US researchers have published the results of their genome-wide examination of the risk factors for cardiovascular disease and other disorders.
High blood pressure, high cholesterol and cigarette smoking are among the influences considered by the landmark Framingham Heart Study (FHS).
Lead author Dr Philip Wolf commented: "It is our hope that the results from the genome-wide association study will lead to a deeper understanding of the role of common genetic variation in the development of cardiovascular disease and its risk factors.
"Although these results should be considered hypothesis generating and need to be replicated, these papers clearly provide proof of genome-wide associations."
The findings are available to researchers around the world via the database of Genotypes and Phenotypes and it is hoped they will generate many new hypotheses to stimulate further research.
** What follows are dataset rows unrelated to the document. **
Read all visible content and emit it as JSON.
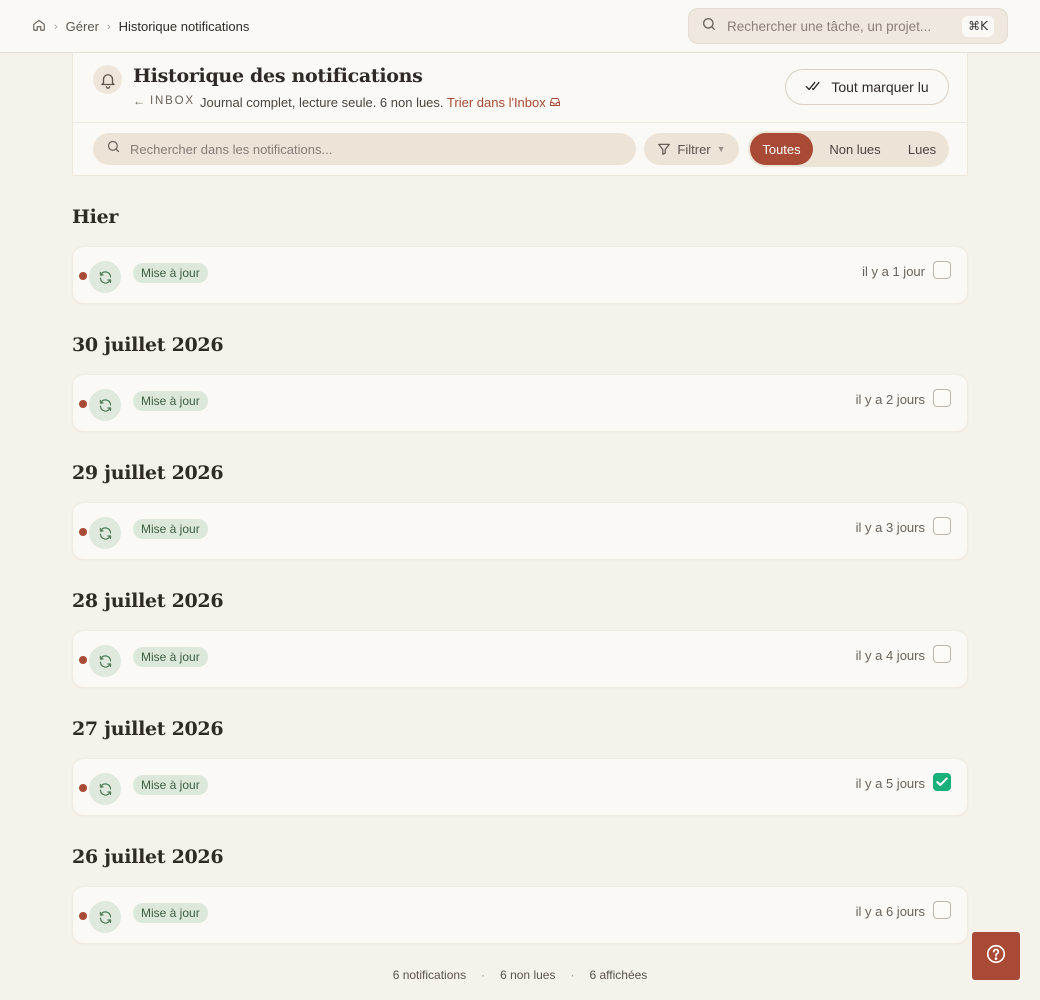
{
  "breadcrumb": {
    "home_icon": "home-icon",
    "items": [
      "Gérer",
      "Historique notifications"
    ]
  },
  "global_search": {
    "placeholder": "Rechercher une tâche, un projet...",
    "shortcut": "⌘K"
  },
  "header": {
    "title": "Historique des notifications",
    "back_label": "INBOX",
    "subtitle": "Journal complet, lecture seule. 6 non lues.",
    "sort_link": "Trier dans l'Inbox",
    "mark_all": "Tout marquer lu"
  },
  "toolbar": {
    "search_placeholder": "Rechercher dans les notifications...",
    "filter_label": "Filtrer",
    "segments": [
      "Toutes",
      "Non lues",
      "Lues"
    ],
    "active_segment": "Toutes"
  },
  "groups": [
    {
      "title": "Hier",
      "items": [
        {
          "badge": "Mise à jour",
          "time": "il y a 1 jour",
          "unread": true,
          "checked": false
        }
      ]
    },
    {
      "title": "30 juillet 2026",
      "items": [
        {
          "badge": "Mise à jour",
          "time": "il y a 2 jours",
          "unread": true,
          "checked": false
        }
      ]
    },
    {
      "title": "29 juillet 2026",
      "items": [
        {
          "badge": "Mise à jour",
          "time": "il y a 3 jours",
          "unread": true,
          "checked": false
        }
      ]
    },
    {
      "title": "28 juillet 2026",
      "items": [
        {
          "badge": "Mise à jour",
          "time": "il y a 4 jours",
          "unread": true,
          "checked": false
        }
      ]
    },
    {
      "title": "27 juillet 2026",
      "items": [
        {
          "badge": "Mise à jour",
          "time": "il y a 5 jours",
          "unread": true,
          "checked": true
        }
      ]
    },
    {
      "title": "26 juillet 2026",
      "items": [
        {
          "badge": "Mise à jour",
          "time": "il y a 6 jours",
          "unread": true,
          "checked": false
        }
      ]
    }
  ],
  "footer": {
    "total": "6 notifications",
    "unread": "6 non lues",
    "shown": "6 affichées"
  },
  "help_button": {
    "icon": "help-icon"
  },
  "colors": {
    "accent": "#a84a35",
    "checked": "#17b079",
    "badge_bg": "#dce8d9",
    "background": "#f5f1eb"
  }
}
Previous studies, including some by FHS, have previously suggested that certain traits related to heart disease, blood pressure, lipids, diabetes and weight are both inherited and associated with specific genomic regions.